[Excerpted records — start]
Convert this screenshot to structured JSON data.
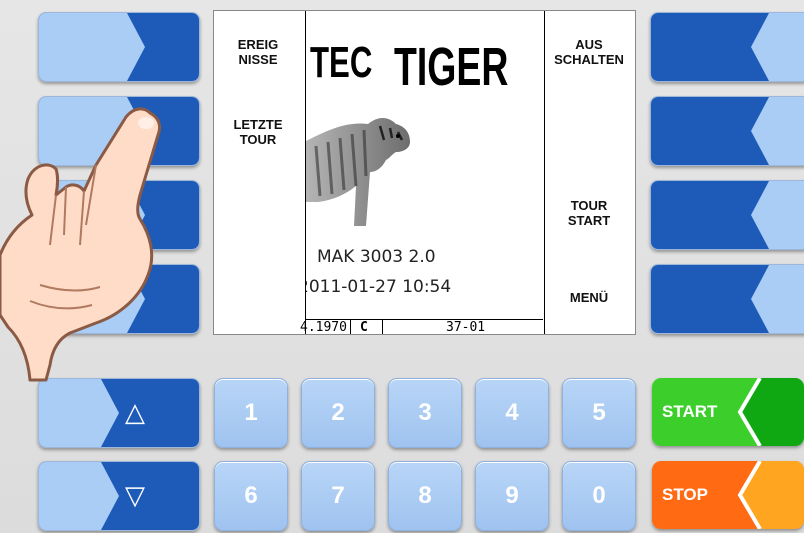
{
  "screen": {
    "left_menu": [
      "EREIG\nNISSE",
      "LETZTE\nTOUR"
    ],
    "right_menu": [
      "AUS\nSCHALTEN",
      "TOUR\nSTART",
      "MENÜ"
    ],
    "logo_left": "TEC",
    "logo_right": "TIGER",
    "version": "MAK 3003 2.0",
    "datetime": "2011-01-27 10:54",
    "status_date": "4.1970",
    "status_mode": "C",
    "status_code": "37-01"
  },
  "keypad": {
    "up_label": "△",
    "down_label": "▽",
    "digits_row1": [
      "1",
      "2",
      "3",
      "4",
      "5"
    ],
    "digits_row2": [
      "6",
      "7",
      "8",
      "9",
      "0"
    ],
    "start_label": "START",
    "stop_label": "STOP"
  },
  "colors": {
    "softkey_dark": "#1e5bb8",
    "softkey_light": "#a9cdf5",
    "start_green": "#3ccf2c",
    "stop_orange": "#ff6a12"
  },
  "icons": {
    "hand": "pointing-hand-icon",
    "tiger": "tiger-image"
  }
}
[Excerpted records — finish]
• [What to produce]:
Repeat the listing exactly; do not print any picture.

• [Problem solution]:
Convert this screenshot to structured JSON data.
{
  "screen": {
    "left_menu": [
      "EREIG\nNISSE",
      "LETZTE\nTOUR"
    ],
    "right_menu": [
      "AUS\nSCHALTEN",
      "TOUR\nSTART",
      "MENÜ"
    ],
    "logo_left": "TEC",
    "logo_right": "TIGER",
    "version": "MAK 3003 2.0",
    "datetime": "2011-01-27 10:54",
    "status_date": "4.1970",
    "status_mode": "C",
    "status_code": "37-01"
  },
  "keypad": {
    "up_label": "△",
    "down_label": "▽",
    "digits_row1": [
      "1",
      "2",
      "3",
      "4",
      "5"
    ],
    "digits_row2": [
      "6",
      "7",
      "8",
      "9",
      "0"
    ],
    "start_label": "START",
    "stop_label": "STOP"
  },
  "colors": {
    "softkey_dark": "#1e5bb8",
    "softkey_light": "#a9cdf5",
    "start_green": "#3ccf2c",
    "stop_orange": "#ff6a12"
  },
  "icons": {
    "hand": "pointing-hand-icon",
    "tiger": "tiger-image"
  }
}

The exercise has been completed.